Why do Christians get so offended when atheists point out shocking things written in the Bible? Or when we point out shocking things that were cut from the the final version?
At Lorain County Community College in Ohio, the Campus Activists for Atheism group is causing a stir because a poster for the club makes reference to a passage cut from the Bible.
“Cut from the Bible”?
[Group secretary and treasurer Christopher] Burns said most Christians have never heard of the Secret Gospel of Mark, which was found inscribed in a letter by Greek historian Clement of Alexandria. The letter has been disputed for decades and is now lost, with only photographs of the passages remaining for study.
One text from the letter hints that the Bible’s account of Mark’s gospel originally told the tale of Jesus raising a man from the dead and then having an intimate relationship with him, said Aaron Weaver, a senior at LCCC and president of the college atheist club.
“The purpose of the poster is to get students to see something they haven’t seen before,” he said. “The chances are it challenges them to challenge something they thought they knew.”
The poster they put up around campus looked like this:
Personally, I’m not sure what the reactionary Christians were more offended by: the image of a sexual Jesus or the image of a gay Jesus.
The reaction was what you would expect:
Students stopped to gawk, then grew angry and very vocal about the statement made by the poster.
Campus security guards said offended undergrads voiced complaints for about three straight hours, but the sign remained up because it didn’t present a security issue.
Don’t think the group is just picking on Christians, though:
On Wednesday, [Weaver] put up a picture of the prophet Mohammed — an act strictly forbidden in the Islamic faith.
He said that about 2:20 p.m. Wednesday, he received a death threat in response to the picture, which read, “With love and missiles.” He took the picture down, turned over the note to campus security officers and went home.
“I put myself at risk, but I do so freely. I don’t let fear or the threat of death stop me from speaking my mind freely,” he said.
It’s all designed to make people question the beliefs they’ve grown up with. No atheist on campus is physically attacking anyone — just raising questions. And doing that should hardly be considered offensive — maybe in church, you wouldn’t be able to raise this subject, but at a university? It should be fair game.
Student aide Jessica Hodge said she felt the poster would “pollute the minds” of her children, ages 2 and 5, if they saw it.
“It looks like soft-core pornography,” she said. “I don’t think they’re making a statement at all. They just want to shock everyone.”
“You can’t portray Jesus like that. He believes in matrimony, that relationships like that should be done inside matrimony,” sophomore Brianna Holland said.
Freshman Markita Montague says “I feel sorry for them because they don’t know all that Jesus Christ has done for us.”
Some christian students suggest the atheist group simply craves attention and the best approach is to ignore their rhetoric.
Ignoring their rhetoric would be a completely missed opportunity for the Christians.
And while it’s definitely at the certain of attention now, Campus Activists for Atheist had a rough time starting their group last year:
“We had an unnecessary rough time getting started as a club.
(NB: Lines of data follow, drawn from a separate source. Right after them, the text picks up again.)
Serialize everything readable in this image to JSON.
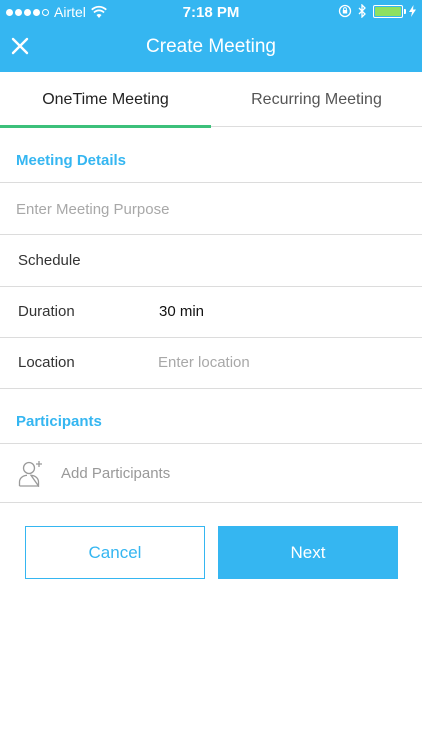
{
  "status_bar": {
    "carrier": "Airtel",
    "time": "7:18 PM",
    "battery_color": "#8ee061"
  },
  "header": {
    "title": "Create Meeting",
    "close_icon": "close-icon",
    "background": "#35b6f1"
  },
  "tabs": [
    {
      "label": "OneTime Meeting",
      "active": true
    },
    {
      "label": "Recurring Meeting",
      "active": false
    }
  ],
  "meeting_details": {
    "section_title": "Meeting Details",
    "purpose_placeholder": "Enter Meeting Purpose",
    "purpose_value": "",
    "schedule_label": "Schedule",
    "duration_label": "Duration",
    "duration_value": "30 min",
    "location_label": "Location",
    "location_placeholder": "Enter location",
    "location_value": ""
  },
  "participants": {
    "section_title": "Participants",
    "add_label": "Add Participants",
    "icon": "add-person-icon"
  },
  "actions": {
    "cancel_label": "Cancel",
    "next_label": "Next"
  },
  "colors": {
    "accent": "#35b6f1",
    "tab_indicator": "#3cc07a"
  }
}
It took us a half an hour just to get 10 signatures from students on campus to just get the process started. The closed-mindedness that we encountered was disturbing; it truly brought shame to this college campus,” said Weaver.
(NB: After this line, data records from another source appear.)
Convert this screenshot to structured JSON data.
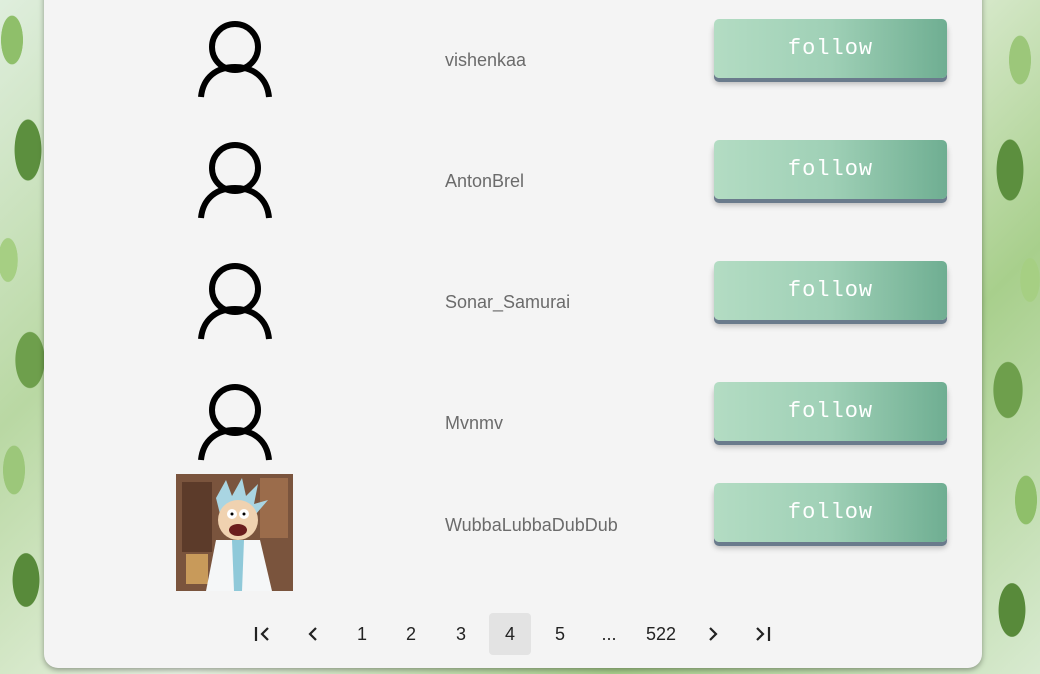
{
  "users": [
    {
      "name": "vishenkaa",
      "avatar": "default-user-icon"
    },
    {
      "name": "AntonBrel",
      "avatar": "default-user-icon"
    },
    {
      "name": "Sonar_Samurai",
      "avatar": "default-user-icon"
    },
    {
      "name": "Mvnmv",
      "avatar": "default-user-icon"
    },
    {
      "name": "WubbaLubbaDubDub",
      "avatar": "rick-photo"
    }
  ],
  "follow_label": "follow",
  "pagination": {
    "first_icon": "first-page-icon",
    "prev_icon": "chevron-left-icon",
    "pages": [
      "1",
      "2",
      "3",
      "4",
      "5"
    ],
    "current": "4",
    "ellipsis": "...",
    "last_page": "522",
    "next_icon": "chevron-right-icon",
    "last_icon": "last-page-icon"
  },
  "colors": {
    "button_gradient_start": "#b3dcc3",
    "button_gradient_end": "#6fae92",
    "button_shadow": "#6a7b8c",
    "panel_bg": "#f4f4f4",
    "active_page_bg": "#e3e3e3"
  }
}
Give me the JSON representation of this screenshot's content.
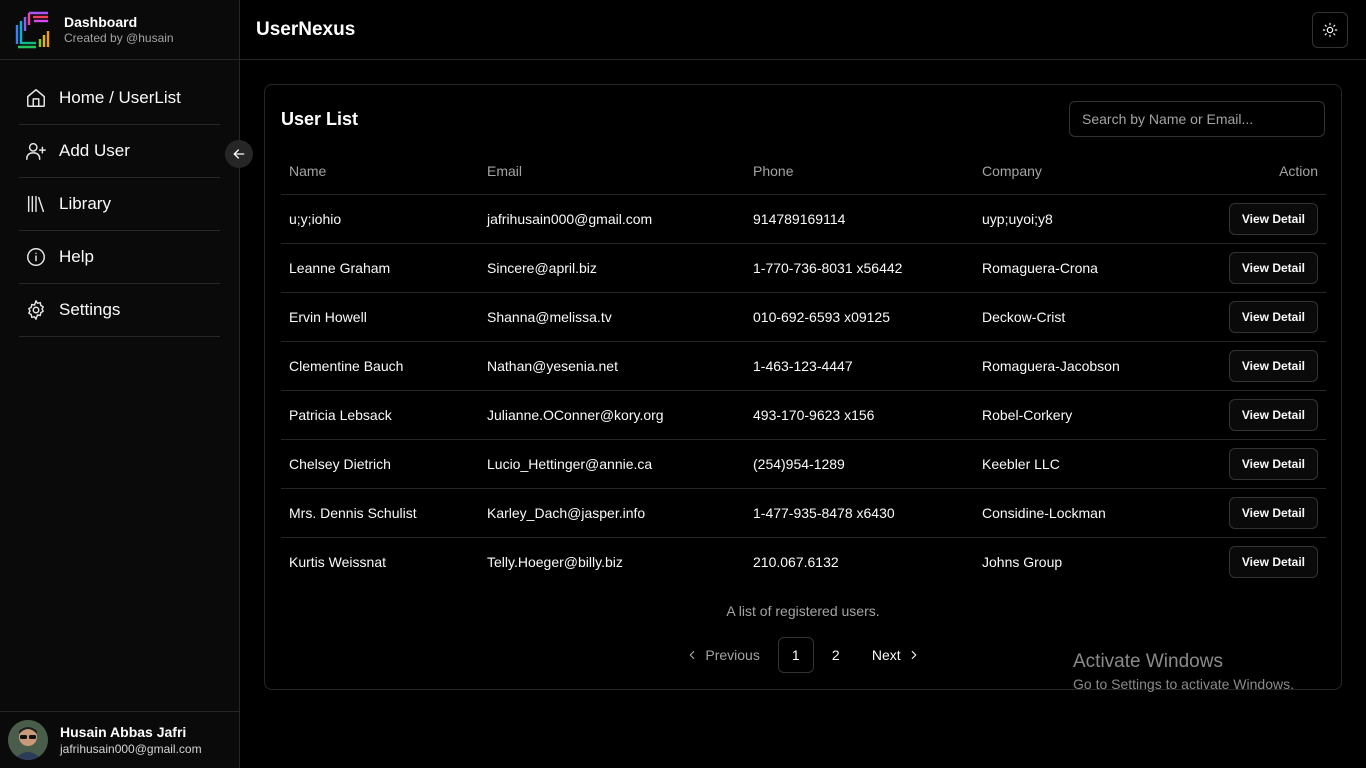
{
  "brand": {
    "title": "Dashboard",
    "subtitle": "Created by @husain"
  },
  "sidebar": {
    "items": [
      {
        "label": "Home / UserList",
        "icon": "home-icon"
      },
      {
        "label": "Add User",
        "icon": "user-plus-icon"
      },
      {
        "label": "Library",
        "icon": "library-icon"
      },
      {
        "label": "Help",
        "icon": "info-icon"
      },
      {
        "label": "Settings",
        "icon": "gear-icon"
      }
    ]
  },
  "user": {
    "name": "Husain Abbas Jafri",
    "email": "jafrihusain000@gmail.com"
  },
  "header": {
    "title": "UserNexus"
  },
  "userlist": {
    "title": "User List",
    "search_placeholder": "Search by Name or Email...",
    "columns": [
      "Name",
      "Email",
      "Phone",
      "Company",
      "Action"
    ],
    "rows": [
      {
        "name": "u;y;iohio",
        "email": "jafrihusain000@gmail.com",
        "phone": "914789169114",
        "company": "uyp;uyoi;y8"
      },
      {
        "name": "Leanne Graham",
        "email": "Sincere@april.biz",
        "phone": "1-770-736-8031 x56442",
        "company": "Romaguera-Crona"
      },
      {
        "name": "Ervin Howell",
        "email": "Shanna@melissa.tv",
        "phone": "010-692-6593 x09125",
        "company": "Deckow-Crist"
      },
      {
        "name": "Clementine Bauch",
        "email": "Nathan@yesenia.net",
        "phone": "1-463-123-4447",
        "company": "Romaguera-Jacobson"
      },
      {
        "name": "Patricia Lebsack",
        "email": "Julianne.OConner@kory.org",
        "phone": "493-170-9623 x156",
        "company": "Robel-Corkery"
      },
      {
        "name": "Chelsey Dietrich",
        "email": "Lucio_Hettinger@annie.ca",
        "phone": "(254)954-1289",
        "company": "Keebler LLC"
      },
      {
        "name": "Mrs. Dennis Schulist",
        "email": "Karley_Dach@jasper.info",
        "phone": "1-477-935-8478 x6430",
        "company": "Considine-Lockman"
      },
      {
        "name": "Kurtis Weissnat",
        "email": "Telly.Hoeger@billy.biz",
        "phone": "210.067.6132",
        "company": "Johns Group"
      }
    ],
    "action_label": "View Detail",
    "caption": "A list of registered users.",
    "pagination": {
      "previous": "Previous",
      "pages": [
        "1",
        "2"
      ],
      "current": "1",
      "next": "Next"
    }
  },
  "watermark": {
    "title": "Activate Windows",
    "subtitle": "Go to Settings to activate Windows."
  },
  "colors": {
    "background": "#000000",
    "sidebar": "#0a0a0a",
    "border": "#262626",
    "muted_text": "#a3a3a3"
  }
}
Since Weaver and other members had so much trouble getting this club amended, Weaver was asked whether or not atheists are well represented in the community.
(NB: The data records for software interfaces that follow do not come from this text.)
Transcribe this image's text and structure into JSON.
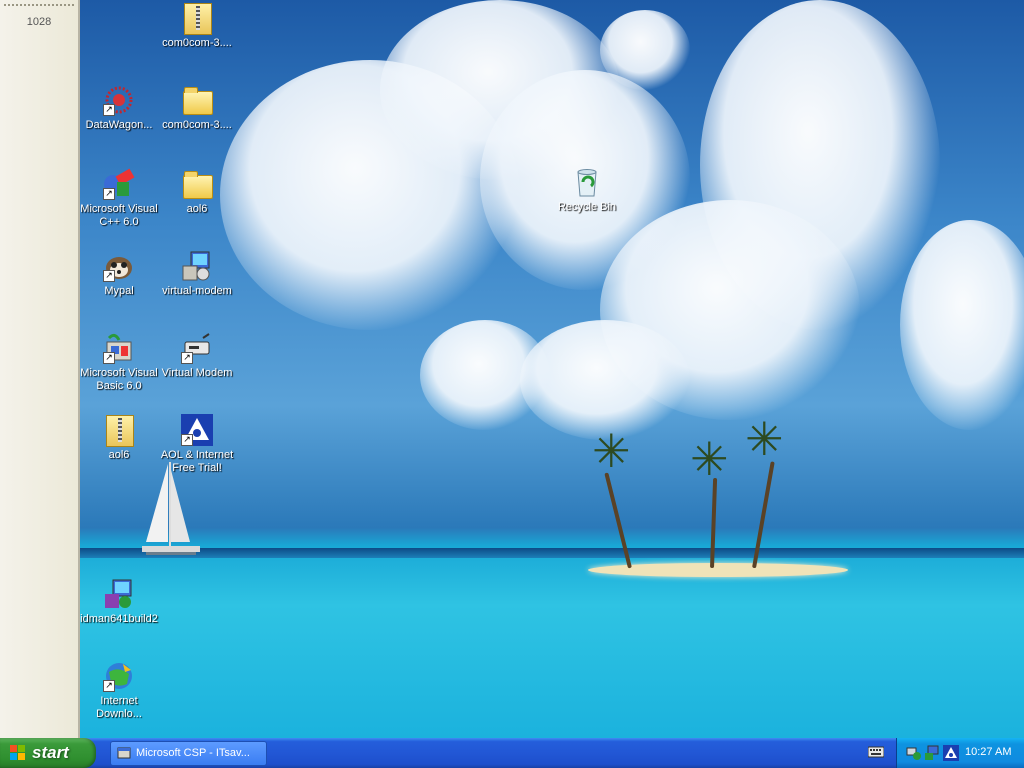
{
  "left_panel": {
    "number": "1028"
  },
  "desktop": {
    "icons": [
      {
        "label": "com0com-3...."
      },
      {
        "label": "DataWagon..."
      },
      {
        "label": "com0com-3...."
      },
      {
        "label": "Microsoft Visual C++ 6.0"
      },
      {
        "label": "aol6"
      },
      {
        "label": "Mypal"
      },
      {
        "label": "virtual-modem"
      },
      {
        "label": "Microsoft Visual Basic 6.0"
      },
      {
        "label": "Virtual Modem"
      },
      {
        "label": "aol6"
      },
      {
        "label": "AOL & Internet Free Trial!"
      },
      {
        "label": "idman641build2"
      },
      {
        "label": "Internet Downlo..."
      },
      {
        "label": "Recycle Bin"
      }
    ]
  },
  "taskbar": {
    "start_label": "start",
    "task_item_label": "Microsoft CSP - ITsav...",
    "clock": "10:27 AM"
  },
  "colors": {
    "taskbar_blue": "#245edb",
    "start_green": "#3a9a3a",
    "tray_blue": "#0f8be0"
  }
}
“Of course not. Closed-minded people tend to view atheists as having horns and carrying tridents. It is ludicrous, yes, but many people care not to educate themselves on the thoughts and views of other people. We are here to change that; it’s time people learned to grow up,” said Weaver.
With the attention they’re getting from this poster, and with the (hopefully) increased attendance at their next meeting, I hope they’ll do something that invites a much more positive dialogue between people of other faiths and no faith.
Show everyone that, while a poster may be “controversial,” the discussion about religion and beliefs is nothing to shy away from.
(Thanks to Shane for the link!)